  • Second-round pick Mitchell Schwartz is still on track to start at right tackle even though he has struggled against speed rushers like Sheard. Schwartz split reps with Oniel Cousins early in camp before taking over the job. The Browns would be in trouble if Schwartz couldn't beat out Cousins, a third-round bust from Baltimore.
  • The frontrunner to be the starting free safety is Eric Hagg, although he stood out more in minicamp. It's noticeable that Hagg is talking to strong safety T.J. Ward before and after plays. Strong communication is the key to any successful secondary.
  • Don't be shocked if rookie fourth-round pick James-Michael Johnson gets the nod to replace Scott Fujita when the outside linebacker has to serve his three-game suspension. Johnson's ability to always be around the ball has overshadowed the play of Kaluka Maiava, who started the last five games in 2011.
  • Montario Hardesty has separated himself from Brandon Jackson to be the primary backup to Richardson. Hardesty has more of a burst than last season, especially when hitting the edge and making contact with tacklers. A back who has frequently been injured, Hardesty isn't running hesitant.
  • Cameron is taking full advantage of tight end Evan Moore being sidelined. Leaping to catch balls, Cameron looks like the most improved player on offense. But he isn't close to taking Ben Watson's starting job.
  • There's been speculation that Buster Skrine could overtake Brown as the starting cornerback. He is among the faster players on the team, but he doesn't seem to trust his speed. Skrine too often grabs receivers when he really doesn't need to do it.
  • The perception of wide receiver Travis Benjamin is changing. During minicamps, the 5-foot-10, 175-pound Benjamin was relegated to deep downfield routes on the outside. Now, he's going over the middle. During a red-zone drill, he fought off a defender to grab McCoy's touchdown pass. "I anticipated with his natural size that he might get banged around and be less efficient, but he has done a great job," Shurmur said. "I think he handles the traffic pretty well.”
Ravens linebacker Terrell Suggs has led the AFC North in sacks the past two seasons.
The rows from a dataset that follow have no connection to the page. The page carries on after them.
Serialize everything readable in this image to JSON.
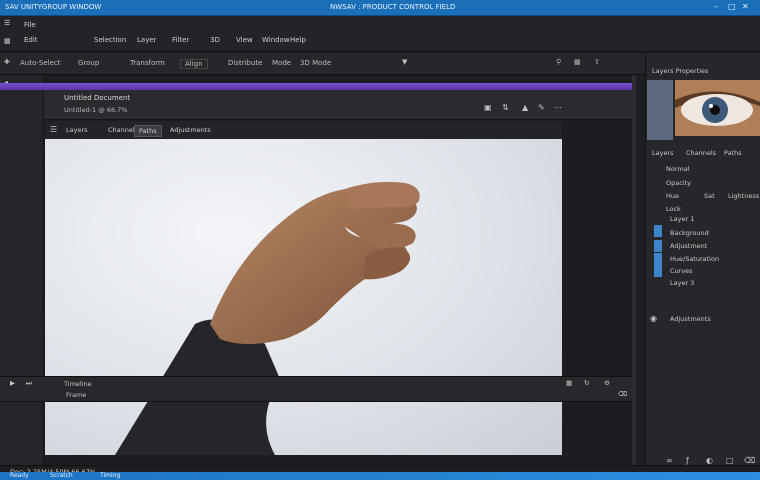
{
  "titlebar": {
    "left_text": "SAV UNITYGROUP WINDOW",
    "center_text": "NWSAV : PRODUCT CONTROL FIELD",
    "controls": [
      "minimize-icon",
      "maximize-icon",
      "close-icon"
    ]
  },
  "menubar": {
    "row1": [
      "File"
    ],
    "row2": [
      "Edit",
      "Selection",
      "Layer",
      "Filter",
      "3D",
      "View",
      "Window",
      "Help"
    ]
  },
  "toolbar": {
    "items": [
      "Auto-Select",
      "Group",
      "Transform",
      "Align",
      "Distribute",
      "Mode",
      "3D Mode"
    ]
  },
  "document": {
    "title": "Untitled Document",
    "subtitle": "Untitled-1 @ 66.7%",
    "tabs": [
      "Layers",
      "Channels",
      "Paths",
      "Adjustments"
    ],
    "active_tab": 2
  },
  "timeline": {
    "label": "Timeline",
    "sub_label": "Frame"
  },
  "right_panel": {
    "header": "Layers Properties",
    "tabs": [
      "Layers",
      "Channels",
      "Paths"
    ],
    "rows": [
      "Normal",
      "Opacity",
      "Lock",
      "Layer 1",
      "Background",
      "Adjustment",
      "Hue/Saturation",
      "Curves"
    ],
    "footer_label": "Layer 3",
    "bottom_item": "Adjustments",
    "adjust_row": [
      "Hue",
      "Sat",
      "Lightness"
    ]
  },
  "statusbar": {
    "text": "Doc: 2.25M/4.50M  66.67%",
    "blue_items": [
      "Ready",
      "Scratch",
      "Timing"
    ]
  },
  "colors": {
    "accent": "#1b6fb8",
    "purple": "#6a41bd",
    "layer_swatch": "#3f84c9"
  }
}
Now, with Suggs missing a significant portion of the season (if not all of it) with an Achilles injury, which pass-rusher will top the division in sacks this season?


Who will lead the AFC North in sacks this year?


Discuss (Total votes: 10,679)

Here are my top candidates to supplant Suggs as the AFC North sack leader:

Carlos Dunlap, Bengals defensive end: Dunlap only had 4.5 sacks last season, but he could be on the verge of a breakout season. In 2011, he recorded 13 quarterback hits and 20 quarterback pressures.

James Harrison, Steelers linebacker: He had three straight seasons of double-digit sacks until last season, when he had nine in 11 games. The one concern is his age (34).

Jabaal Sheard, Browns defensive end: The second-round pick from a year ago could be a major pass-rush force if he continues to improve. Sheard made an immediate impact as a rookie with 8.5 sacks and five forced fumbles.

LaMarr Woodley, Steelers linebacker: Like Harrison, he put together a string of three straight seasons with at least 10 sacks until last season, when he had nine in 10 games. Woodley led the division with 13.5 sacks in 2009.

Go ahead and register your vote. Let me know which pass-rusher you chose and why by dropping me some mail. Your comments could get published on the blog later in the week.